« Reply #229 on: August 12, 2006, 02:33:21 pm »

hahaha Katherine, I think I am gonna have to give up this ride!  when you say something one way I can (what's another word for refute?), but then you say it a different way and I cannot disagree with you the second time...   ??? ???


Sorry, you asked questions there, so I guess I should answer them,


Jane, I don't quite follow you here. Are you saying Ennis did acknowledge he's "queer" but didn't acknowledge he loved a man, or what?

yes, and yes.

A) I am saying that the movie says (words coming from Ennis' mouth) that Ennis acknowleges that he is queer.  BTW, this scene comes before the 1978 Benefit Dance in Childress, so that is how long ago Ennis acknowledged that he *knows* that he is queer.  I believe Ennis knows he is queer then, I believe the movie shows that.  I am taking all of it literally, I don't know how this can be refuted.
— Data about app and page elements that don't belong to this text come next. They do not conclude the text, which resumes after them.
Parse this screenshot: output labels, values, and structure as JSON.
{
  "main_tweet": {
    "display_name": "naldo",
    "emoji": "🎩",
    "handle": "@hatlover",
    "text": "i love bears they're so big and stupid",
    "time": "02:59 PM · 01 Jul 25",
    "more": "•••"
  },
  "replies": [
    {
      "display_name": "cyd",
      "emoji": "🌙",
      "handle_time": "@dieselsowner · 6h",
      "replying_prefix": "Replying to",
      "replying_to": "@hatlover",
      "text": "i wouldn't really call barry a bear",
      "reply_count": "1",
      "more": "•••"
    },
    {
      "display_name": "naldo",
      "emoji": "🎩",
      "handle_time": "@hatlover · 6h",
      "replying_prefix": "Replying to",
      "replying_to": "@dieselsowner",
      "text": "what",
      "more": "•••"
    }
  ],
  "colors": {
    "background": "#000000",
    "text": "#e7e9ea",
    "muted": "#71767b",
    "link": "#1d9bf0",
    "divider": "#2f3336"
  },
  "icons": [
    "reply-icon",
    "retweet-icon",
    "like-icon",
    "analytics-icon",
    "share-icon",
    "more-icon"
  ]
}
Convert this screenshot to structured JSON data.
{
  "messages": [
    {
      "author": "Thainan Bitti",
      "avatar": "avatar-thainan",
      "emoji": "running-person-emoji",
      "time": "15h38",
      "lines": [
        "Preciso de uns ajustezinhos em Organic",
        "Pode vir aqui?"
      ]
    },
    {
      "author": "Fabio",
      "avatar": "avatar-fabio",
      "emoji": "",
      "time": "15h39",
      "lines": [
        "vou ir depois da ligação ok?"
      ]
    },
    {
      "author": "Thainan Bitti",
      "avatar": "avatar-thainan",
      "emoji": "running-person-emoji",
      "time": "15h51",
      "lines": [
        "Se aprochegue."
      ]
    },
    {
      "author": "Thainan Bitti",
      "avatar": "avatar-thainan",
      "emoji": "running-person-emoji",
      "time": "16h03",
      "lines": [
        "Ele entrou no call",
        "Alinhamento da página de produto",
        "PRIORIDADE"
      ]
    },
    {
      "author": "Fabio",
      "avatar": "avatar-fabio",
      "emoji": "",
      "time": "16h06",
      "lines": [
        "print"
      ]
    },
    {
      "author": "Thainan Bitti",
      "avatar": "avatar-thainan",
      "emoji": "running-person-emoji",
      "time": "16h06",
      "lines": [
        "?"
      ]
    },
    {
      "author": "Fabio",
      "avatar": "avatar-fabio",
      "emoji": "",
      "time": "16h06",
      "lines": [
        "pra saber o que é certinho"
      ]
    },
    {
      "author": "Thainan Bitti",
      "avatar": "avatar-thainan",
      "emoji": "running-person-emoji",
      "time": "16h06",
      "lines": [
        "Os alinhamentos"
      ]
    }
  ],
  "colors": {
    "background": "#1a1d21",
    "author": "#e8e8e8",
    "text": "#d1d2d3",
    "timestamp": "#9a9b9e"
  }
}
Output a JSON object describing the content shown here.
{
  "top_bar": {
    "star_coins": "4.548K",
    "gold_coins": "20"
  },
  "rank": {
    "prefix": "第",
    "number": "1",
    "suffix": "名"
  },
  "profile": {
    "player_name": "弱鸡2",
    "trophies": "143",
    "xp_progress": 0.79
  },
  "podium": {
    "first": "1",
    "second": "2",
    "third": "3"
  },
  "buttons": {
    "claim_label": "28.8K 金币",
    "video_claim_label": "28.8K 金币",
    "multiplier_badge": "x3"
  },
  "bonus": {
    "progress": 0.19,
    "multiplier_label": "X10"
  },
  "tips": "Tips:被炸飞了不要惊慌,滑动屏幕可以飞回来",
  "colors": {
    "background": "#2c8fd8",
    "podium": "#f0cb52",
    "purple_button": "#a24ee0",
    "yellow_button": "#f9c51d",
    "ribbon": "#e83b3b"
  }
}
B)  I also tend to believe that Ennis did not acknowledge or even realize that it was love until it was too late.  The movie kind of implies that he first gets an inkling of it in the Greyhound bus station, that is when the idea first entered his mind.  I believe he came to know it when he found the shirts. (I think this anyway, although I could probably be swayed into thinking that he thought of it sooner.)


I don't quite get you here, either. My point was simply that Ennis would not be happy without Jack. We see at the end that he is not. So I don't think Jack would be doing him any favors by quitting him.

Maybe what has happened is that I have taken your one or two sentences very literally and then I have argued them, and maybe you had a slightly different meaning than what I interpreted.

One way to describe me is "VERY literral"

Then the clouds opened up and God said, "I hate you, Alfafa."